Global X is breaking new ground with a quickly growing lineup of thematic ETFs the firm believes could redefine sector investing in the future. We’re talking about funds such as the Millennials Thematic ETF (MILN), the Longevity Thematic ETF (LNGR) and the S&P 500 Catholic Values ETF (CATH), to name a few.
CEO Bruno del Ama and Vice President/Head of Research Jay Jacobs tell us why Global X is making such a push into theme-based investing, and why themes are the new sectors.
ETF.com: Global X today has 11 thematic ETFs, and a dozen or so more in registration. It's not often we see a blockbuster success in a very narrowly focused fund. Why such a push into themes?
Bruno del Ama: Contextually, we have, as of today, about $500 million in thematic ETFs, primarily between the Social Media ETF (SOCL | B-47) and five resource ETFs. Thematic investing is about capitalizing on future trends.
If you think about how people have traditionally invested—call it the Select Sector SPDR view of the world—they’ve long invested in sectors, but no one thinks of sectors as niche.
Why? Is it because it's sort of a broad theme? The reality is that a lot of people say they want to invest in technology, and they think of technology as a proxy for growth stocks. That was true a couple of decades ago. It really isn’t quite true today.
Today you’ll find social media companies and big data companies in a tech ETF. But you’ll also find, for example, personal computer companies—PCs—and that’s a very mature industry, very slow growth.

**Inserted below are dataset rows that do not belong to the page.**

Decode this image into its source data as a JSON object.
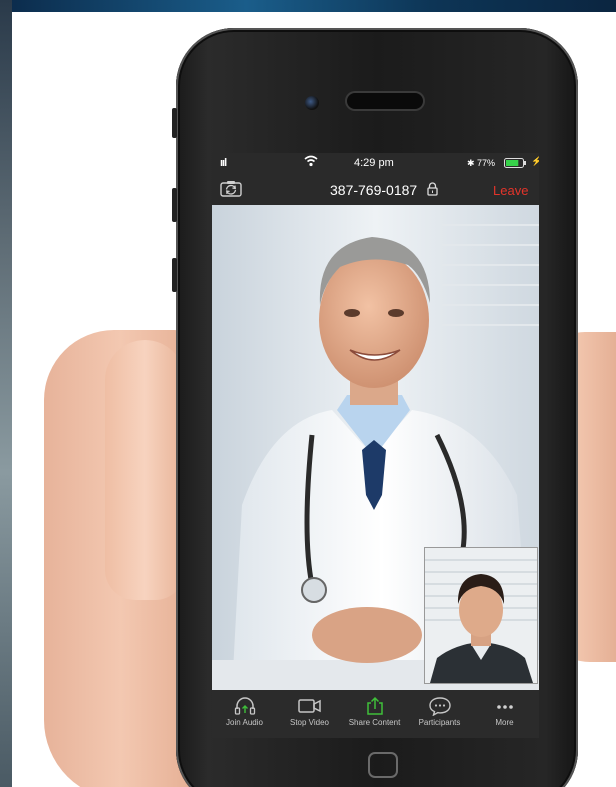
{
  "status_bar": {
    "signal": "ııl",
    "wifi": "wifi-icon",
    "time": "4:29 pm",
    "bluetooth": "✱",
    "battery_percent": "77%",
    "battery_level": 0.77
  },
  "meeting": {
    "id": "387-769-0187",
    "leave_label": "Leave"
  },
  "toolbar": {
    "join_audio_label": "Join Audio",
    "stop_video_label": "Stop Video",
    "share_content_label": "Share Content",
    "participants_label": "Participants",
    "more_label": "More"
  },
  "colors": {
    "leave": "#e3342a",
    "share_accent": "#3fbf3a",
    "battery": "#37d24a"
  }
}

On the flip side, if you think about the health care sector, which tends to be much more defensive, anticyclical, you're going to have companies like biotech names that have a lot more of the technology-type characteristics of growth and innovation.
That’s where thematic investing comes in. We think about thematic as a way to capitalize on future trends, on where the world’s going. Thematic investing started as an institutional trend. Very recently, it's migrated to the private banking space.
So if you're a wealthy individual with a private banking account at Goldman Sachs or Merrill Lynch, UBS, Morgan Stanley, you have access to the research those shops have been building on thematic investing for their clients. And all of those shops, for example, have identified millennials as a theme they think their clients should be positioned for.
We're bringing themes like millennials, for example, to everyone, which we think isn’t niche at all. We think it’s actually a very broad category, much like a sector. It’s a very broad consumer category, but at a cross-sector sort of analysis. We’re positioning the portfolio to bet on what millennials are spending, and the ETF wrapper is a very good mechanism to democratize what until recently has been an institutional investment trend.
ETF.com: Lee Kranefuss recently told me thematic ETFs are like trying to chase a hot stock or write a hit song. I'm guessing you completely disagree with that view, but the question is, how enduring are these themes?
Del Ama: It's very difficult for anybody to challenge Lee Kranefuss, because he's a brilliant man and he has a great perspective on our business. Now, I’ll tell you that I am friends with Kranefuss’ co-partner and co-chairman on his new investment vehicle, 55 Capital, Vinay Nair, and we've talked about our thematic ETFs and he likes them. But he and Lee would certainly make a distinction between a short-term one-hit theme, and a long-term investment theme.
If you go through how they actually invest, they actually have a system that rotates across ETFs based on a number of signals. I’d argue the investment firm he's building is very much of the view that thematic investing is a great way to think about the world.
ETF.com: Fair enough. Let’s talk about whether these themes are long-term trends. Are they appropriate for long-term investors?
Jay Jacobs: There are really three things we look for in a thematic trend before we have conviction about this being a potential ETF. First, is it highly likely that this trend will play out the way we expect it to?
If you think about the millennials ETF or the other two we launched recently—the Health & Wellness ETF (BFIT) and the Longevity ETF (LNGR)—they all fall in our people category. And one of the good things about people is that they’re actually fairly predictable if you're looking at things like consumer behaviors and demographics. It can happen slowly, but it can be very predictable.
Secondly, we look for is investability. Are there investments that are liquid enough that have high exposure to these themes? And the third thing we look for is the time frame. Because even if it's investable and it's highly likely to happen as we expect it to, if it's going to happen over a very short time frame, getting the timing right becomes a lot more important, and that reduces the likelihood of being able to generate returns from that thematic idea.